This morning we were all up early as Donna had an 8:06 train to catch back to London. Donna was very much like her blog persona which I find reassuring in a way. I tend to think people are who they say they are which can be a bit naïve, but I’ve been lucky when it comes to meeting blogging buddies who really are as they appear to be online when we meet face to face.
42 hours with Donna was as fast paced as an episode of The West Wing, mixed with the energy of newspaper office full of journalists, much like those I’ve seen in the movies listed on this Top 10 Newspaper Movies list.
Do have a quick look so you’ll know what I mean. Not surprisingly, some of the very movies I had in mind were on the list. Donna’s career as a journalist was very apparent in our conversations and her sense of humor, and John and I both enjoyed her visit.
We talked a great deal about writing as you might imagine and she was kind enough to share some helpful tips along with answering my questions on editing and publishing.
I began this post after she left this morning, but partway through decided to take a quick nap. Clearly my subconscious was prodding me to finish it because while I was sleeping, I woke from a dream hearing Donna offering an editorial suggestion to the piece I was supposed to be working on instead of lazing around in bed.
I’m sure it came from observing her writing discipline while she was here and it did not go unnoticed that she was able to meet her deadlines while still having fun.
Walking into Port Isaac
Another view on the path to Port Isaac, but looking back in the opposite direction.
The harbor in Port Isaac with the old school on the hill in the distance.
This is St Breward Church where Donna had an opportunity to ring the bells.
While Donna is not in this blurry shot of some bell ringers in action, I do have some video of her learning how to control the rope.
In the shot above, you can see the two tiny figures of John and Donna off the left of the image about half way down in this photograph of Boscastle. (click twice to enlarge)
I’ve never noticed Rosemary with blooms and snapped this as John walked into my shot.
I love this photo of John near the harbor entrance at Boscastle.
After John saw today’s blog post, he gave me this photo that his dad took 80 years ago when he was 16 on a family outing at Boscastle.

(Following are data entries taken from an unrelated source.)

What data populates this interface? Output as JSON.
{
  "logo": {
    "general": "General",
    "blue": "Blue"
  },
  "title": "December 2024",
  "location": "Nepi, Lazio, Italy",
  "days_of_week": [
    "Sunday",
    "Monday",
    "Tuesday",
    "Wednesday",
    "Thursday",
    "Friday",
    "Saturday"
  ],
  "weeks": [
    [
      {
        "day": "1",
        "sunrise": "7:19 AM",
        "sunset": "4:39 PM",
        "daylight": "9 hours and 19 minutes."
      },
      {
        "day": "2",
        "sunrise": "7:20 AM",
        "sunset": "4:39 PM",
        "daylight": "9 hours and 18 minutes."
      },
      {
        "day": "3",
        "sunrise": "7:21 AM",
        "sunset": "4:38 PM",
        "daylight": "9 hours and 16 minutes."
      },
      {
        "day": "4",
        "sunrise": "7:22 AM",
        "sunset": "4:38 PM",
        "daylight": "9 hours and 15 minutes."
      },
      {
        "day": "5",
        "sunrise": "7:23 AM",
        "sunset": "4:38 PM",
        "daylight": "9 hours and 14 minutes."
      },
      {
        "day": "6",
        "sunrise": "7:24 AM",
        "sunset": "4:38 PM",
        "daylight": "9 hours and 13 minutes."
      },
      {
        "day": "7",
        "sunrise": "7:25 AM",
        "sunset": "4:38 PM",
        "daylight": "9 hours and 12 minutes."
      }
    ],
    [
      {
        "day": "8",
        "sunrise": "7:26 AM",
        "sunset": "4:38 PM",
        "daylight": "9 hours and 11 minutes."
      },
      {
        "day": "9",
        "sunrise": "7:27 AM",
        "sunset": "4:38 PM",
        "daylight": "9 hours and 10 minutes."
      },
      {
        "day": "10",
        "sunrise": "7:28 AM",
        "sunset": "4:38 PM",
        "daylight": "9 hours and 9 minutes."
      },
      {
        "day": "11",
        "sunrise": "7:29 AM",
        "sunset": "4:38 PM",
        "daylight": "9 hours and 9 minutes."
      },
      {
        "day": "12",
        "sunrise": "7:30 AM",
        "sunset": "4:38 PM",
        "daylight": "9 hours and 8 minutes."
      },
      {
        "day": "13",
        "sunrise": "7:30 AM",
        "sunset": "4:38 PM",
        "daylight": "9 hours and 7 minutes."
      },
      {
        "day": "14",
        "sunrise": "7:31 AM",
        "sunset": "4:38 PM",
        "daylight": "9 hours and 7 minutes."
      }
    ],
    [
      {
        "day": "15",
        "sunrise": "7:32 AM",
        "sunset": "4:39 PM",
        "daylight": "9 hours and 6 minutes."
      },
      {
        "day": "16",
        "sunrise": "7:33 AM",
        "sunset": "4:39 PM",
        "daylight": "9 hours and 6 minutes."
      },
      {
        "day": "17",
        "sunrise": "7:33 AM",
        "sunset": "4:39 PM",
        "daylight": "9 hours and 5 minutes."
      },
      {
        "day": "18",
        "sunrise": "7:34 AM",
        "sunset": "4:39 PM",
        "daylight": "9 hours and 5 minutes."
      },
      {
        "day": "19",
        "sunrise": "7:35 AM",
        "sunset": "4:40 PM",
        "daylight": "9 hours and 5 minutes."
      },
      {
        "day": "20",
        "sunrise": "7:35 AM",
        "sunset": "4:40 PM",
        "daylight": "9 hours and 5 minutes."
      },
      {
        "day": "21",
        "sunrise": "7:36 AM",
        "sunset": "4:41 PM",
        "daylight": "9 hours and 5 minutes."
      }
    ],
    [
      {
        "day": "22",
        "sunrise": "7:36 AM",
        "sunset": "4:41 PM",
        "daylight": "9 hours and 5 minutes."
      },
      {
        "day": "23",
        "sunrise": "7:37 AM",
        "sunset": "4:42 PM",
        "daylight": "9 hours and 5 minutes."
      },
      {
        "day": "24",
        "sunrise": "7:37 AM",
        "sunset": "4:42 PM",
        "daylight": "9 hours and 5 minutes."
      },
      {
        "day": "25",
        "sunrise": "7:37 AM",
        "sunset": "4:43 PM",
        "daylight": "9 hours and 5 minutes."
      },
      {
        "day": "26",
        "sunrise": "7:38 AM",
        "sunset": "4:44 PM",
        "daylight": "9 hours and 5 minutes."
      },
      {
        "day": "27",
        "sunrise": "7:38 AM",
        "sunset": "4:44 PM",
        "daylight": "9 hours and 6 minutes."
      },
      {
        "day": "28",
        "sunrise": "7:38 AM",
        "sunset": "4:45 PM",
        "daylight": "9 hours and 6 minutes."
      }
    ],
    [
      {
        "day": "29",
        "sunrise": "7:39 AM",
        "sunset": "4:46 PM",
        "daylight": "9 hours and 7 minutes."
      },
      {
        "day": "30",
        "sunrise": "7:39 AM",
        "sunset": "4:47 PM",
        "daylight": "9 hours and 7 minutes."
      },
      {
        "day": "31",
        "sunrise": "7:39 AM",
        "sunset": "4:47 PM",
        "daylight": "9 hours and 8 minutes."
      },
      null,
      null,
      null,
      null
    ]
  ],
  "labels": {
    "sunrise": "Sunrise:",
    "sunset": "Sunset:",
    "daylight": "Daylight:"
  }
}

I had to add it so it could be seen with the photo of John that I took yesterday.
Thank you again! Next time I’ll come when I can’t stay so long. 😉
I love it when you post these old photos of John’s (may I call him John? It seems like I’m getting to know him a bit!). You’ll have to share the writing tips you’ve learned–
I never knew that rosemary had flowers, they are absolutely beautiful!
Your pictures have made me fall in love with the British Isles all over again…when I was in college I always wanted to live there and then that desire faded away. I think I grew to associate the country with London. But your pictures really convey the natural beauty of the place, which greatly appeals to me.
And like Kelly, pictures of John (Sean C. 😉 are always welcome (the handsome devil!). I remember when he wrote those very insightful comments after I blogged my book review of The Guernsey Literary Society, a book which will always be one of my favorites. John’s comments were much appreciated.
What a wonderful post. After a stellar family vacation to Cornwall many summers ago, the daughters and I fantasized about buying a little place there. Mr. Ex was not interested.
Thank you for reminding me of why I fell in love with Cornwall.
I love Doc Martin. It’s fun to see the village from new angles. The photo of John is great! (I’m working on a project for a gaming project and having read a bunch of comments online by gamers, what I wanted to write was, “That photo is EPIC!”) I like how the light that halos his face echoes the light on the waves. Beautiful.
Posts like this could be ads for your future career as a B&B owner.
Though I think I’d prefer the future where you’re writing and publishing.
Thank you so much for sharing Donna’s visit. I feel like I got a little visit, too, though I would love to have a real one someday. You sure know how to show a guest a great time.
Now just get yourself feeling better because you never know who’s going to pop in. 😉